Some interesting stuff on the forest floor--here, a reddish-brown spiny fruit of the sweetgum, a flowering wood anemone, and some leaves of trout lily.

And the fiddle heads of Christmas fern perched on boulders.

Even the trails were strategically rock-strewn to add sport and comfort to the way home.

Thursday, May 2, 2013

George Dyson on Veblen's Role in Preserving the Institute Woods

If you missed George Dyson's March 21 talk at DR Greenway, entitled "Princeton's Christopher Robin - Oswald Veblen and the Six Hundred-Acre Woods", here's a link to a high definition video, posted by videographer Kurt Tazelaar: https://vimeo.com/63494165.

(May 4 update: technical difficulties seem to have made the photo and "play" button disappear, but the link should work)

Realizing I was going to be arriving back in town too late to hear the talk, I asked Kurt Tazelaar if he could videotape the presentation. He and Sally Curtis were willing, DR Greenway and George Dyson gave permission, and after considerable work by Kurt and Sally to put it in finished form, it was posted online.

Among other things, George describes how Oswald Veblen's grandparents lost their land in Norway due to a crooked lawyer, and how this may have fed Oswald's passion for land acquisition. Other insights in the talk include thinking of Veblen--who argued early on in favor of the Institute for Advanced Study acquiring considerable land, and then did much of the legwork and negotiating to acquire the first 600 acres--as the bridge between the Institute's intellects and the land on which they do their thinking.

The video also includes a charming intro by George's father, Freeman Dyson, and some photos and description of the years George spent living in a treehouse. The latter plays in to a theme that's been coming up more recently related to the project--the movement in architecture to design ultra-small houses.

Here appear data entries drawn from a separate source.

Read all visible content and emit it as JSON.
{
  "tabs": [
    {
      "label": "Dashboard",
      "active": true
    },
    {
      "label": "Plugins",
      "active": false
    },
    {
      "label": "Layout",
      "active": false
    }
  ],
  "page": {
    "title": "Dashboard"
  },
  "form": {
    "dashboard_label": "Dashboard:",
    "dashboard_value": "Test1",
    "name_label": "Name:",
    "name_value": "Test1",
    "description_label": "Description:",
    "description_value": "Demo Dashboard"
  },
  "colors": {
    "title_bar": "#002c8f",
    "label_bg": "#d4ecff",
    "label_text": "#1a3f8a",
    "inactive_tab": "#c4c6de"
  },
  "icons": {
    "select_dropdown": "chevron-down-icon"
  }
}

Thanks to George, Kurt, Sally and the DR Greenway for making this video possible.